+++ Exercise data

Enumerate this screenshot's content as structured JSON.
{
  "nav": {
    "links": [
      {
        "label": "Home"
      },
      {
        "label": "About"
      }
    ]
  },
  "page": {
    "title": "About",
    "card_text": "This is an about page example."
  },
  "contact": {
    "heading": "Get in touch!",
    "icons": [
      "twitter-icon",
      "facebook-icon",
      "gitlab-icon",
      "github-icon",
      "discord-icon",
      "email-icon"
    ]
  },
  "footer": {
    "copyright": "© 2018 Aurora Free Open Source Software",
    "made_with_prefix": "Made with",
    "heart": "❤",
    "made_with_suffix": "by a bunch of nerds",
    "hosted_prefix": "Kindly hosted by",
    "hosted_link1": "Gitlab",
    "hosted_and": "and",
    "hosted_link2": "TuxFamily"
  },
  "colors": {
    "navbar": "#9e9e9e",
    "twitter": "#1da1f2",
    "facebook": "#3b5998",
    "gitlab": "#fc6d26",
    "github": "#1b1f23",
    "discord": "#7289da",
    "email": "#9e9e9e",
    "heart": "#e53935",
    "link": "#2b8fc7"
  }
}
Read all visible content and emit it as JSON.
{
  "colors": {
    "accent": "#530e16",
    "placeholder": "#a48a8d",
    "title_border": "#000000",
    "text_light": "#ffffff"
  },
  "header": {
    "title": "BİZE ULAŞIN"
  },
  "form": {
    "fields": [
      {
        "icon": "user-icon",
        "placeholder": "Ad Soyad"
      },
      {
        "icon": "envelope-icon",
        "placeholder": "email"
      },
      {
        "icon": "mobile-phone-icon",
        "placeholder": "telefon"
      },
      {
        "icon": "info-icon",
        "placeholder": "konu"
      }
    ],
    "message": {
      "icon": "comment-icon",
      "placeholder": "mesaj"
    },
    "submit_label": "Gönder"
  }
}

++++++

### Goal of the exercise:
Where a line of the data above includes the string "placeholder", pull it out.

### Task result:
    "placeholder": "#a48a8d",
        "placeholder": "Ad Soyad"
        "placeholder": "email"
        "placeholder": "telefon"
        "placeholder": "konu"
      "placeholder": "mesaj"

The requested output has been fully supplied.